Segment Open

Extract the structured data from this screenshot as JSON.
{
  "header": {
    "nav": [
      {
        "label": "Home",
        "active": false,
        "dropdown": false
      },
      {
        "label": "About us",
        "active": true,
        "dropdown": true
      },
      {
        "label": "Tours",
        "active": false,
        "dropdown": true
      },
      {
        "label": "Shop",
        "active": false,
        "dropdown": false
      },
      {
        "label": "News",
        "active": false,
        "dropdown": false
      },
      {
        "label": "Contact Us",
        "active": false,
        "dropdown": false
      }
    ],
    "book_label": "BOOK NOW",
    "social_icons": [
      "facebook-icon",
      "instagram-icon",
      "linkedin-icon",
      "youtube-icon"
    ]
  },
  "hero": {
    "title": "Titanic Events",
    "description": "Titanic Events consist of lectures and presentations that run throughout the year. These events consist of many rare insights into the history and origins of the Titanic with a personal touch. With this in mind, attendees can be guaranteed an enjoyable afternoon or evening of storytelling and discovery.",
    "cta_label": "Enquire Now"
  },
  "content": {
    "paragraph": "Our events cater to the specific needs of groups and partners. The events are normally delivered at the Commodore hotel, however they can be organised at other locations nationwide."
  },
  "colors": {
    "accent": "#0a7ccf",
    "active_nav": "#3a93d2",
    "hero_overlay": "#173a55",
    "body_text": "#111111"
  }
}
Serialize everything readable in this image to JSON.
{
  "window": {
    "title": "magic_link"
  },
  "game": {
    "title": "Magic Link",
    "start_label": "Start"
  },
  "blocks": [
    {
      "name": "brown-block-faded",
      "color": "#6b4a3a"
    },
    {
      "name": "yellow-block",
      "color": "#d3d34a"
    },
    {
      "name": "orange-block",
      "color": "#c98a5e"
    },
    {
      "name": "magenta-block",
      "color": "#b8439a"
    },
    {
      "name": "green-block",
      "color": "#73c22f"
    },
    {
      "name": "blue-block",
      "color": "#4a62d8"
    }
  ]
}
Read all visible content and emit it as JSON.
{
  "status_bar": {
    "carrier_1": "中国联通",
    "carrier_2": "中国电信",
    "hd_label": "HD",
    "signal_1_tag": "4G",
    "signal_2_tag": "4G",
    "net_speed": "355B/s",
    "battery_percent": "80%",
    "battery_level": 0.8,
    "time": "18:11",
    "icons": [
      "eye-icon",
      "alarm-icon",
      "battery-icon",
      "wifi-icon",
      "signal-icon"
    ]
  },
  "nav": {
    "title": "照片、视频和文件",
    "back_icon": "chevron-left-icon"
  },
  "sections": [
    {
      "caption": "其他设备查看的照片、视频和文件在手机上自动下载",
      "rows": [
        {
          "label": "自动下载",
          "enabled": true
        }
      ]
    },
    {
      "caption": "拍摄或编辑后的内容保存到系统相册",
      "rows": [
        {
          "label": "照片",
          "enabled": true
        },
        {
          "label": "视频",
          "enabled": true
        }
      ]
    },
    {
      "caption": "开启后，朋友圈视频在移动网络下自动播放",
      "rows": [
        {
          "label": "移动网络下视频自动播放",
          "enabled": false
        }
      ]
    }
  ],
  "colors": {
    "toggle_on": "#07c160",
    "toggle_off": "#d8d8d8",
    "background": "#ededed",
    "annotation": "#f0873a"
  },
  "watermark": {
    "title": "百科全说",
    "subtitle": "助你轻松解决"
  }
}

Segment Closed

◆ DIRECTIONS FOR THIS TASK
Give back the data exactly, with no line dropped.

◆ RESPONSE AREA
Extract the structured data from this screenshot as JSON.
{
  "header": {
    "nav": [
      {
        "label": "Home",
        "active": false,
        "dropdown": false
      },
      {
        "label": "About us",
        "active": true,
        "dropdown": true
      },
      {
        "label": "Tours",
        "active": false,
        "dropdown": true
      },
      {
        "label": "Shop",
        "active": false,
        "dropdown": false
      },
      {
        "label": "News",
        "active": false,
        "dropdown": false
      },
      {
        "label": "Contact Us",
        "active": false,
        "dropdown": false
      }
    ],
    "book_label": "BOOK NOW",
    "social_icons": [
      "facebook-icon",
      "instagram-icon",
      "linkedin-icon",
      "youtube-icon"
    ]
  },
  "hero": {
    "title": "Titanic Events",
    "description": "Titanic Events consist of lectures and presentations that run throughout the year. These events consist of many rare insights into the history and origins of the Titanic with a personal touch. With this in mind, attendees can be guaranteed an enjoyable afternoon or evening of storytelling and discovery.",
    "cta_label": "Enquire Now"
  },
  "content": {
    "paragraph": "Our events cater to the specific needs of groups and partners. The events are normally delivered at the Commodore hotel, however they can be organised at other locations nationwide."
  },
  "colors": {
    "accent": "#0a7ccf",
    "active_nav": "#3a93d2",
    "hero_overlay": "#173a55",
    "body_text": "#111111"
  }
}
Serialize everything readable in this image to JSON.
{
  "window": {
    "title": "magic_link"
  },
  "game": {
    "title": "Magic Link",
    "start_label": "Start"
  },
  "blocks": [
    {
      "name": "brown-block-faded",
      "color": "#6b4a3a"
    },
    {
      "name": "yellow-block",
      "color": "#d3d34a"
    },
    {
      "name": "orange-block",
      "color": "#c98a5e"
    },
    {
      "name": "magenta-block",
      "color": "#b8439a"
    },
    {
      "name": "green-block",
      "color": "#73c22f"
    },
    {
      "name": "blue-block",
      "color": "#4a62d8"
    }
  ]
}
Read all visible content and emit it as JSON.
{
  "status_bar": {
    "carrier_1": "中国联通",
    "carrier_2": "中国电信",
    "hd_label": "HD",
    "signal_1_tag": "4G",
    "signal_2_tag": "4G",
    "net_speed": "355B/s",
    "battery_percent": "80%",
    "battery_level": 0.8,
    "time": "18:11",
    "icons": [
      "eye-icon",
      "alarm-icon",
      "battery-icon",
      "wifi-icon",
      "signal-icon"
    ]
  },
  "nav": {
    "title": "照片、视频和文件",
    "back_icon": "chevron-left-icon"
  },
  "sections": [
    {
      "caption": "其他设备查看的照片、视频和文件在手机上自动下载",
      "rows": [
        {
          "label": "自动下载",
          "enabled": true
        }
      ]
    },
    {
      "caption": "拍摄或编辑后的内容保存到系统相册",
      "rows": [
        {
          "label": "照片",
          "enabled": true
        },
        {
          "label": "视频",
          "enabled": true
        }
      ]
    },
    {
      "caption": "开启后，朋友圈视频在移动网络下自动播放",
      "rows": [
        {
          "label": "移动网络下视频自动播放",
          "enabled": false
        }
      ]
    }
  ],
  "colors": {
    "toggle_on": "#07c160",
    "toggle_off": "#d8d8d8",
    "background": "#ededed",
    "annotation": "#f0873a"
  },
  "watermark": {
    "title": "百科全说",
    "subtitle": "助你轻松解决"
  }
}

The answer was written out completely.